Give back each record precisely, pictures excluded.

_Entries shown_:
—————

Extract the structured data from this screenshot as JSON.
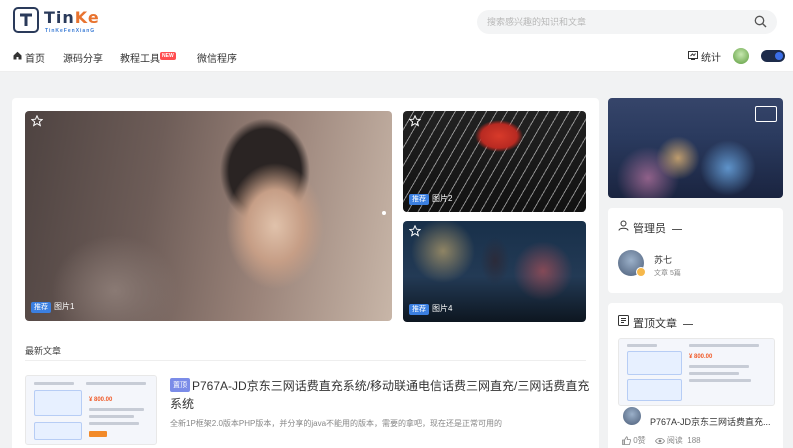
{
  "header": {
    "logo_text_main": "Tin",
    "logo_text_accent": "Ke",
    "logo_subtitle": "TinKeFenXianG",
    "search_placeholder": "搜索感兴趣的知识和文章"
  },
  "nav": {
    "items": [
      {
        "label": "首页",
        "icon": "home-icon"
      },
      {
        "label": "源码分享"
      },
      {
        "label": "教程工具",
        "badge": "NEW"
      },
      {
        "label": "微信程序"
      }
    ],
    "stats_label": "统计",
    "theme_toggle": "on"
  },
  "carousel": {
    "main": {
      "tag": "推荐",
      "label": "图片1"
    },
    "side_top": {
      "tag": "推荐",
      "label": "图片2"
    },
    "side_bottom": {
      "tag": "推荐",
      "label": "图片4"
    }
  },
  "latest": {
    "section_title": "最新文章",
    "article": {
      "badge": "置顶",
      "title": "P767A-JD京东三网话费直充系统/移动联通电信话费三网直充/三网话费直充系统",
      "desc": "全新1P框架2.0版本PHP版本，并分享的java不能用的版本，需要的拿吧，现在还是正常可用的",
      "thumb_price": "¥ 800.00"
    }
  },
  "sidebar": {
    "admin": {
      "heading": "管理员",
      "name": "苏七",
      "meta": "文章 5篇"
    },
    "top_articles": {
      "heading": "置顶文章",
      "title": "P767A-JD京东三网话费直充...",
      "thumb_price": "¥ 800.00",
      "likes": "0赞",
      "views_label": "阅读",
      "views": "188"
    }
  },
  "colors": {
    "accent": "#3b7fe0",
    "badge_new": "#ff4d4f",
    "pin_badge": "#7b8ce8",
    "logo_navy": "#2a3a5a",
    "logo_orange": "#e8732f"
  }
}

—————

_The completed task_:
Extract the structured data from this screenshot as JSON.
{
  "header": {
    "logo_text_main": "Tin",
    "logo_text_accent": "Ke",
    "logo_subtitle": "TinKeFenXianG",
    "search_placeholder": "搜索感兴趣的知识和文章"
  },
  "nav": {
    "items": [
      {
        "label": "首页",
        "icon": "home-icon"
      },
      {
        "label": "源码分享"
      },
      {
        "label": "教程工具",
        "badge": "NEW"
      },
      {
        "label": "微信程序"
      }
    ],
    "stats_label": "统计",
    "theme_toggle": "on"
  },
  "carousel": {
    "main": {
      "tag": "推荐",
      "label": "图片1"
    },
    "side_top": {
      "tag": "推荐",
      "label": "图片2"
    },
    "side_bottom": {
      "tag": "推荐",
      "label": "图片4"
    }
  },
  "latest": {
    "section_title": "最新文章",
    "article": {
      "badge": "置顶",
      "title": "P767A-JD京东三网话费直充系统/移动联通电信话费三网直充/三网话费直充系统",
      "desc": "全新1P框架2.0版本PHP版本，并分享的java不能用的版本，需要的拿吧，现在还是正常可用的",
      "thumb_price": "¥ 800.00"
    }
  },
  "sidebar": {
    "admin": {
      "heading": "管理员",
      "name": "苏七",
      "meta": "文章 5篇"
    },
    "top_articles": {
      "heading": "置顶文章",
      "title": "P767A-JD京东三网话费直充...",
      "thumb_price": "¥ 800.00",
      "likes": "0赞",
      "views_label": "阅读",
      "views": "188"
    }
  },
  "colors": {
    "accent": "#3b7fe0",
    "badge_new": "#ff4d4f",
    "pin_badge": "#7b8ce8",
    "logo_navy": "#2a3a5a",
    "logo_orange": "#e8732f"
  }
}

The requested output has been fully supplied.